When you're a kid, snow is a rare, precious resource-- a chance to reshape the world to your will, if only for an afternoon. The scope of potential projects is perfectly kid-sized: limited to basic geometric shapes and defensive functions, you're going to end up with either a ball or a wall, regardless of the outsized ambitions you had while your folks did a spot-check on your winter clothes before turning you loose.
(Clicking on these strips will make them appear larger in a new tab, as if by magic!)
Snow-wise, the smartest kid in the world's efforts are going to look mighty similar to those of the dumbest one's, assuming that the smart kid isn't too stuffy to go outside and do kid things, and the dumb kid isn't so monstrously thick that he just sits there in his own frozen filth, eyes lolling as he brays wordlessly at an unfeeling sky. Y'know what? Rather than distract from my point with further extremes, let me revise my previous statement: smart or dumb, you're going to end up with a fort. Maybe it'll have a ceiling, but that's more a question of the density of the snow than the child.
Snow means a chance to take a scoop of the ground in your hands and make something real enough to be a separate place, just for you and your invited guests. You can make something big and heavy and lasting, relatively. It's hard to remember, especially as adult-sized instances mount, but failure is a pretty regular outcome of most kid-plans. I can remember grand schemes to make all sorts of things, from burglar traps to comic books to movies, and finding as soon as I moved beyond the scribbled imagination phase that, oh, right-- I'm a dumb kid who's so young that I've only recently been allowed to use crayons unsupervised. Not only do I not know how to do most things, I literally can't do them, even with expert instruction. Also, these crayons taste terrible. Maybe the red ones taste better...
But snow? Mastery comes instantly. The only real hurdle, at least for me, was tracking down a full-sized carrot and negotiating a spare scarf and/ or gloves out of the house after explaining that I needed them so I could leave them outside where they'd be ruined forever. For fun!

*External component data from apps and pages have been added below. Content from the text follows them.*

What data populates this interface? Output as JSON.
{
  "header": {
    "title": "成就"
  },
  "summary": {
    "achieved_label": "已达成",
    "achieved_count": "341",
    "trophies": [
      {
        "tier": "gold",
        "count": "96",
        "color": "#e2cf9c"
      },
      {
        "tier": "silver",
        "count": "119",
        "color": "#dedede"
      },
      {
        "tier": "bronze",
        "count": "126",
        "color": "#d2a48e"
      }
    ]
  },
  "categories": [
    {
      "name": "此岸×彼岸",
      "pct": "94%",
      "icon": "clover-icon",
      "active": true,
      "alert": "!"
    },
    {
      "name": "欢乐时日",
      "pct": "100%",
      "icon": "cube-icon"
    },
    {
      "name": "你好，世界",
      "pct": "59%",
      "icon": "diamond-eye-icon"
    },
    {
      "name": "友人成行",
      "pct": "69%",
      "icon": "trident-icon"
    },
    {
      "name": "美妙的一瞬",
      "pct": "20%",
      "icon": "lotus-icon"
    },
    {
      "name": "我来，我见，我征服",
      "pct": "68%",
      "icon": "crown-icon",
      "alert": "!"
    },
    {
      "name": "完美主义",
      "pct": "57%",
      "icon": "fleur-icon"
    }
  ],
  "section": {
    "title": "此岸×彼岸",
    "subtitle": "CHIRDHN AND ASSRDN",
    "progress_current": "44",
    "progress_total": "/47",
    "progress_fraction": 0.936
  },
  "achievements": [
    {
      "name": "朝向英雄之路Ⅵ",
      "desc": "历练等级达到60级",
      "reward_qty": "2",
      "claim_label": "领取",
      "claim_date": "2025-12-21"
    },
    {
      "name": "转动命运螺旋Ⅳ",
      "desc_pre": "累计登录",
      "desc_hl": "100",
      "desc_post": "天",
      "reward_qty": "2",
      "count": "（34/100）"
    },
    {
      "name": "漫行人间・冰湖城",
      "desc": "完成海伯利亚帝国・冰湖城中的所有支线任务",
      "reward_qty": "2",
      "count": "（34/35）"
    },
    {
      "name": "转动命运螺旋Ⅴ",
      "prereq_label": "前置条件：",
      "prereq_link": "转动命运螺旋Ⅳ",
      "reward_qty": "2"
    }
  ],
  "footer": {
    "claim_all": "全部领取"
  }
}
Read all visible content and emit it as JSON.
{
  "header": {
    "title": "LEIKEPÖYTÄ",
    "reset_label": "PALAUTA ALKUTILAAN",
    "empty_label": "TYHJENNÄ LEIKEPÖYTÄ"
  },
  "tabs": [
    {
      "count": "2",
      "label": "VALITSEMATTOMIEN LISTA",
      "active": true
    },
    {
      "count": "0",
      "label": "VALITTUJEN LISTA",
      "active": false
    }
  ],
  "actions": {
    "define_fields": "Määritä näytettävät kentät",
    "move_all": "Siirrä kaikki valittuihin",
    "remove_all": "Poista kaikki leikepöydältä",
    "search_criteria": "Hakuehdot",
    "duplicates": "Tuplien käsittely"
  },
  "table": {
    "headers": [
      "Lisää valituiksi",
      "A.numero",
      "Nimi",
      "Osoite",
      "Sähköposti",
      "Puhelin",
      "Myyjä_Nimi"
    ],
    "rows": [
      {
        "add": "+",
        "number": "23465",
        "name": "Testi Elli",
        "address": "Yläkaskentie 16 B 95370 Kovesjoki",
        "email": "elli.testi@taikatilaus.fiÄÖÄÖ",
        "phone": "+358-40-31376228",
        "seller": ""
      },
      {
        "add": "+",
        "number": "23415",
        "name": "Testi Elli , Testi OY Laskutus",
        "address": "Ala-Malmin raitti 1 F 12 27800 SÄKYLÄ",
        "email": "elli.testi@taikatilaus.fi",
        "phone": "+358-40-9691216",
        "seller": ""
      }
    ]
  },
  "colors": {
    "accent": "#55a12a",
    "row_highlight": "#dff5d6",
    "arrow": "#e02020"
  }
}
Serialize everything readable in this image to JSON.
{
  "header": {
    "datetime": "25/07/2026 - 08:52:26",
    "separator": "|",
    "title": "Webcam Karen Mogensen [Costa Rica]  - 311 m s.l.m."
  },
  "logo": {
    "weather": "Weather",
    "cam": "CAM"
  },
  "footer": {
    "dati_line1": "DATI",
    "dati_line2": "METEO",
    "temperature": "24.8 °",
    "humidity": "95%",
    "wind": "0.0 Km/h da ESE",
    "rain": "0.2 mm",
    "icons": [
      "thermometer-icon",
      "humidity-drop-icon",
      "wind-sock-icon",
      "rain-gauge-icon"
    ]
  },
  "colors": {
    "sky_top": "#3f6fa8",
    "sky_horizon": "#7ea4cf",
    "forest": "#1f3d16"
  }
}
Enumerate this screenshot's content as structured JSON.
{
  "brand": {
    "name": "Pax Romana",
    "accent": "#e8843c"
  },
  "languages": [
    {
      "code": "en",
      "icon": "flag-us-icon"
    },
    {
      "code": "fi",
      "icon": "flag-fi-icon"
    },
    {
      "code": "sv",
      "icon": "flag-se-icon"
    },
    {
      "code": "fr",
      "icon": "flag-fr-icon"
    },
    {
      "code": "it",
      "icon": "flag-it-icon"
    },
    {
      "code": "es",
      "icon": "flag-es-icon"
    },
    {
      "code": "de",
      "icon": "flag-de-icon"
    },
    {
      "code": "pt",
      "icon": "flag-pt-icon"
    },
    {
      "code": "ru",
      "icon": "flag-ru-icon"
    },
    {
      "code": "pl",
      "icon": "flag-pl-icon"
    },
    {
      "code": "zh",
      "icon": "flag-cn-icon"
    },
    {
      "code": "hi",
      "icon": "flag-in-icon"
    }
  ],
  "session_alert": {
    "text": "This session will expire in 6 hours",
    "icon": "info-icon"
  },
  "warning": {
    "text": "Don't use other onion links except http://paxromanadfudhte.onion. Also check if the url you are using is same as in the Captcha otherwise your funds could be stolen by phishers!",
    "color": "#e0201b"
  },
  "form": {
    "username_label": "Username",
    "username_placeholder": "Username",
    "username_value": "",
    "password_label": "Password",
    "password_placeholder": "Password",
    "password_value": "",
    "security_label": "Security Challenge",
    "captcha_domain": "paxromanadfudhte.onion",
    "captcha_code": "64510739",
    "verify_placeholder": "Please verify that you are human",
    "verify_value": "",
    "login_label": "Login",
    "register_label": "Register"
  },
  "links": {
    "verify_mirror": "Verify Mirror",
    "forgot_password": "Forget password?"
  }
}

The popular depiction of snowmen gave me unrealistic body image expectations for my own creations-- suitable branches were both too high up in trees and technically still living; most of the snow I was able to gather ended up full of stray leaves and acorns that muddied its pristine whiteness, and I couldn't begin to guess where one found lumps of coal. To this day, I'm not sure where I could get my hands on coal. Trains? Probably trains.
Of course, the fun was in the doing, not the did. I've never since found a stillness so pure as that which surrounded me while kneeling my slippery snowpants, tickling a tiny snowball along a listing path, nudging it ever larger as I scooted along behind, merging our separate tracks. The normal sounds of our neighborhood flattened out between the low sky and high snow, making the world feel so much closer and scalable; the sunshine muffled and wide behind a slate of clouds that took away all the shadows and made the day feel like it would never end.
I don't have much to add to these snowman-centric strips from our pals Bill Watterson and Charles Schulz, but after reading the comments to last week's post, I thought it was worth highlighting the acknowledged influence Peanuts had on Calvin & Hobbes' wintry exploits. There are loads more points of inspiration throughout the rest of the strip's run, but if I shared them all right now, it'd be springtime by the time I finished typing. Enjoy.